Web page and app entries:

________________________________________

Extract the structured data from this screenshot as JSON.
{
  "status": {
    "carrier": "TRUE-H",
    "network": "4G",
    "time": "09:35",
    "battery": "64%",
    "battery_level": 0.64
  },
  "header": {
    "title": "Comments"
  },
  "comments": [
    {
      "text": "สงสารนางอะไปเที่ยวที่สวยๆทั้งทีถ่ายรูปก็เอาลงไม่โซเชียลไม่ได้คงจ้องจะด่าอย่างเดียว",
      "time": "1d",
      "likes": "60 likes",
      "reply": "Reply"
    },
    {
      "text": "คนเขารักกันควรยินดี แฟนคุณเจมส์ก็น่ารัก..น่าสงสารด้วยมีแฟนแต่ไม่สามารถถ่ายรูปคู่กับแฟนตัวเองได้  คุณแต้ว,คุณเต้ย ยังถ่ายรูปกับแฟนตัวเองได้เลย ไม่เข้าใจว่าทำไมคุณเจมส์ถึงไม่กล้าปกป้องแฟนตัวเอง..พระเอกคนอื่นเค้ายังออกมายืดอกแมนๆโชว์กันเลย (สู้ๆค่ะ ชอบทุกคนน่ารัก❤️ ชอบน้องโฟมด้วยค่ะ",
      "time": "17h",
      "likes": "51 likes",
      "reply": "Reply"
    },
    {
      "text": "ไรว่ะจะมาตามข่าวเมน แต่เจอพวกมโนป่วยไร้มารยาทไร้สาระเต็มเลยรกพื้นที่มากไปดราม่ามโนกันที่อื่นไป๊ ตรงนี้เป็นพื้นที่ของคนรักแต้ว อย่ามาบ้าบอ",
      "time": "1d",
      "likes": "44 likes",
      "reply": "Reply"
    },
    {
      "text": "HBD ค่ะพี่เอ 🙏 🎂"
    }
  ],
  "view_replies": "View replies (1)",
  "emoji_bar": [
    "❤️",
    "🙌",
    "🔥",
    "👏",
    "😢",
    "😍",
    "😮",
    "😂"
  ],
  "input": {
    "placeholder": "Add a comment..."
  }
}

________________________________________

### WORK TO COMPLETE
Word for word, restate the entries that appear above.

### COMPLETED EXERCISE
Extract the structured data from this screenshot as JSON.
{
  "status": {
    "carrier": "TRUE-H",
    "network": "4G",
    "time": "09:35",
    "battery": "64%",
    "battery_level": 0.64
  },
  "header": {
    "title": "Comments"
  },
  "comments": [
    {
      "text": "สงสารนางอะไปเที่ยวที่สวยๆทั้งทีถ่ายรูปก็เอาลงไม่โซเชียลไม่ได้คงจ้องจะด่าอย่างเดียว",
      "time": "1d",
      "likes": "60 likes",
      "reply": "Reply"
    },
    {
      "text": "คนเขารักกันควรยินดี แฟนคุณเจมส์ก็น่ารัก..น่าสงสารด้วยมีแฟนแต่ไม่สามารถถ่ายรูปคู่กับแฟนตัวเองได้  คุณแต้ว,คุณเต้ย ยังถ่ายรูปกับแฟนตัวเองได้เลย ไม่เข้าใจว่าทำไมคุณเจมส์ถึงไม่กล้าปกป้องแฟนตัวเอง..พระเอกคนอื่นเค้ายังออกมายืดอกแมนๆโชว์กันเลย (สู้ๆค่ะ ชอบทุกคนน่ารัก❤️ ชอบน้องโฟมด้วยค่ะ",
      "time": "17h",
      "likes": "51 likes",
      "reply": "Reply"
    },
    {
      "text": "ไรว่ะจะมาตามข่าวเมน แต่เจอพวกมโนป่วยไร้มารยาทไร้สาระเต็มเลยรกพื้นที่มากไปดราม่ามโนกันที่อื่นไป๊ ตรงนี้เป็นพื้นที่ของคนรักแต้ว อย่ามาบ้าบอ",
      "time": "1d",
      "likes": "44 likes",
      "reply": "Reply"
    },
    {
      "text": "HBD ค่ะพี่เอ 🙏 🎂"
    }
  ],
  "view_replies": "View replies (1)",
  "emoji_bar": [
    "❤️",
    "🙌",
    "🔥",
    "👏",
    "😢",
    "😍",
    "😮",
    "😂"
  ],
  "input": {
    "placeholder": "Add a comment..."
  }
}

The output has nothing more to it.